◆ EXERCISE BRIEF: Which lines hold the word "Daily"? Copy each of them from the material.

────

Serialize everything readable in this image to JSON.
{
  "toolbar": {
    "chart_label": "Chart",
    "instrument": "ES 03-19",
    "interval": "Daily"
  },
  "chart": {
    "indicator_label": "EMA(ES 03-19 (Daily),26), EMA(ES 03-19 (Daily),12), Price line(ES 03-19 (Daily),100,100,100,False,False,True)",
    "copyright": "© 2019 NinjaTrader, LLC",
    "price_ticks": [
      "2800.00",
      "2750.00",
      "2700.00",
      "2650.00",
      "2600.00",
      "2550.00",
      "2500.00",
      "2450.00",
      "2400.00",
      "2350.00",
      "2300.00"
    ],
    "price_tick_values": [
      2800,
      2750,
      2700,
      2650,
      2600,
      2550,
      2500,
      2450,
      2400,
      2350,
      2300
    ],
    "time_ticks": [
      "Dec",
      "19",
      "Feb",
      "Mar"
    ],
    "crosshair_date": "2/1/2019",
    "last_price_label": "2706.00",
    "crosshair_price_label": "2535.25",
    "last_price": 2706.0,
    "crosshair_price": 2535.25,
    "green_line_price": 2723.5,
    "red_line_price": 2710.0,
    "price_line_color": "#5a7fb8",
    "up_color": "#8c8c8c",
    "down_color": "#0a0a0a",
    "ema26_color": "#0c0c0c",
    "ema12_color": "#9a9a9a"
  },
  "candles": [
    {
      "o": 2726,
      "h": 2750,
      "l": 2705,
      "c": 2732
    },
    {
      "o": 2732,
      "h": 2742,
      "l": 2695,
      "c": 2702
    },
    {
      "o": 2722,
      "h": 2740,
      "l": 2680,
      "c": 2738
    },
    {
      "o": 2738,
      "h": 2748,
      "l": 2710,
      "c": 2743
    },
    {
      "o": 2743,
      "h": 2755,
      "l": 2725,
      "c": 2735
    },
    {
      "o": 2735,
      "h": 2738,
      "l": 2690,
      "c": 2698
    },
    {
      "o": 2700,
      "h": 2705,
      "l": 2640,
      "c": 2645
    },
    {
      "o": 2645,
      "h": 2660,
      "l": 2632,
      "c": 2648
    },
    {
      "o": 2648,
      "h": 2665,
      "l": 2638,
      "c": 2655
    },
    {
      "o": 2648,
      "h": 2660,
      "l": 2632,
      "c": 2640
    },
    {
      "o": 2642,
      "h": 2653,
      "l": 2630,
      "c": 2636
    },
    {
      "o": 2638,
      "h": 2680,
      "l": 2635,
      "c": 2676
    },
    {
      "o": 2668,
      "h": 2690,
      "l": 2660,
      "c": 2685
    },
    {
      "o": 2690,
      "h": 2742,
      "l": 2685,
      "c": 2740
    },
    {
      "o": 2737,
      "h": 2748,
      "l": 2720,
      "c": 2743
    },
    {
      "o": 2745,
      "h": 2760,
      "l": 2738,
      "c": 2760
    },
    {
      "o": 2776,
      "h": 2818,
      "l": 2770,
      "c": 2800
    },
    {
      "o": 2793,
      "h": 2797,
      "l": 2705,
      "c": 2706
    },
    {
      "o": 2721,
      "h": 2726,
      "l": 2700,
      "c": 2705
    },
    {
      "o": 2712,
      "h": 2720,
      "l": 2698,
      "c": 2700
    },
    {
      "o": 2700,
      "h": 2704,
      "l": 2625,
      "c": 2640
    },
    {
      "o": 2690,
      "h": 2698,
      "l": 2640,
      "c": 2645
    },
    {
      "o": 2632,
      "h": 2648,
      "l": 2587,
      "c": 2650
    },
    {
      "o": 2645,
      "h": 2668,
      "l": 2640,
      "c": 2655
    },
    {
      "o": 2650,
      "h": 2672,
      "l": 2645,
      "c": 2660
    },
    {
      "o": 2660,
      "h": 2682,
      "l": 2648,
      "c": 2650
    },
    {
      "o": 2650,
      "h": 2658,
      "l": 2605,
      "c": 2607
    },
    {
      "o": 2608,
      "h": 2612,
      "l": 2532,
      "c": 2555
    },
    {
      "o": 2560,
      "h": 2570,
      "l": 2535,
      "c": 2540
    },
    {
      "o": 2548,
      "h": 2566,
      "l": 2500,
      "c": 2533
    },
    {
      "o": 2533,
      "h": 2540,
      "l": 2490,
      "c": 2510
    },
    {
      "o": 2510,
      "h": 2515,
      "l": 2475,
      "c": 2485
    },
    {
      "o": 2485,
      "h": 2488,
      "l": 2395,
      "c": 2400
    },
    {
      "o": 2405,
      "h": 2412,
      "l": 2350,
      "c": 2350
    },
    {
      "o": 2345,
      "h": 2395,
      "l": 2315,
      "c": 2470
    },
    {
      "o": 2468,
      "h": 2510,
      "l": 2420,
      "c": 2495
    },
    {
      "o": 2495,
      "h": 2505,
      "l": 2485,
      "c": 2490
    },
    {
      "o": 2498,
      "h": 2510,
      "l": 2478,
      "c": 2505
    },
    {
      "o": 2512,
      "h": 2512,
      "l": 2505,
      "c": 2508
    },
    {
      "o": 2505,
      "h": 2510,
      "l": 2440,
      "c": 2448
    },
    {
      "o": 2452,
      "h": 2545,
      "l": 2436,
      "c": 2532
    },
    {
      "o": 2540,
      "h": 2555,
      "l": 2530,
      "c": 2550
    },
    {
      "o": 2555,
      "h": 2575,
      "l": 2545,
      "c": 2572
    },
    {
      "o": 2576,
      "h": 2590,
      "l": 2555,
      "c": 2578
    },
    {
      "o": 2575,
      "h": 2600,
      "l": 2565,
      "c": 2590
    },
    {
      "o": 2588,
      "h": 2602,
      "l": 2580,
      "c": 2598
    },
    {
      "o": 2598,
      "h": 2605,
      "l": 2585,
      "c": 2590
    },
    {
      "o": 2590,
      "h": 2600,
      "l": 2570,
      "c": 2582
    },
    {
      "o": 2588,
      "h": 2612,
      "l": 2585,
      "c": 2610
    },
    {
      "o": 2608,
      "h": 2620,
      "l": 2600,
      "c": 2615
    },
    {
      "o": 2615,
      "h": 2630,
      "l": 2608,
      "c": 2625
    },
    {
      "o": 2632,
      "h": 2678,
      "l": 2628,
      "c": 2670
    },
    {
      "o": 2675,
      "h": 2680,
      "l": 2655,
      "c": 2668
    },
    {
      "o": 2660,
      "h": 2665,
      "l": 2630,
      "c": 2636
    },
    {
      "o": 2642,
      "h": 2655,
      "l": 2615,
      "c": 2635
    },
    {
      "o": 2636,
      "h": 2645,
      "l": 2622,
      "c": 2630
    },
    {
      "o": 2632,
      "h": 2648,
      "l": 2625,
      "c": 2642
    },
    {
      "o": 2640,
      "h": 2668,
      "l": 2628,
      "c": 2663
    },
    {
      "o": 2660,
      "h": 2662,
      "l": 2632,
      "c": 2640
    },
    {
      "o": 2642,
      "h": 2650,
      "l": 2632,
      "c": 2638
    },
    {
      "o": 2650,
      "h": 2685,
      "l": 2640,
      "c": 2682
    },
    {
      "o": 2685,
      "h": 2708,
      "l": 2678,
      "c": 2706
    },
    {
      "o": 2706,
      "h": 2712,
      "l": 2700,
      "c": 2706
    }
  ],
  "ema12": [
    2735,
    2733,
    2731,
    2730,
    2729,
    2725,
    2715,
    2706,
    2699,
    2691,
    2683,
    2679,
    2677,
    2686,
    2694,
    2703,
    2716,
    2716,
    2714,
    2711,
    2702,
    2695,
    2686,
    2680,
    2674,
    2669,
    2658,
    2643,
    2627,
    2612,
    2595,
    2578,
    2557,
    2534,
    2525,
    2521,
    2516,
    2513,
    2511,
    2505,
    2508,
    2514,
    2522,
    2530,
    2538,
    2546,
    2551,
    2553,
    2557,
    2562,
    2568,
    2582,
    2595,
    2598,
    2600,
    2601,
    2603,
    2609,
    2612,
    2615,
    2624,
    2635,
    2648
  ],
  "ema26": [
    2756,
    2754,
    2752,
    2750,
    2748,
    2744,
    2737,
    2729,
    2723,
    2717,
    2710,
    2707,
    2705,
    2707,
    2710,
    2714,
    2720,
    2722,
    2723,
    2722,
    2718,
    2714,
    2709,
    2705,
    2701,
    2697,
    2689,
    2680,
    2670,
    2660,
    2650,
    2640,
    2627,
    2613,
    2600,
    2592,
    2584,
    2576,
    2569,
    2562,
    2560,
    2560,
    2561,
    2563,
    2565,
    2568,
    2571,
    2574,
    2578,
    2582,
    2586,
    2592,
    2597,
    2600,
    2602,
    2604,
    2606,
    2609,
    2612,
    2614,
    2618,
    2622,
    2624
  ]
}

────

◆ WRITTEN ANSWER:
    "interval": "Daily"
    "indicator_label": "EMA(ES 03-19 (Daily),26), EMA(ES 03-19 (Daily),12), Price line(ES 03-19 (Daily),100,100,100,False,False,True)",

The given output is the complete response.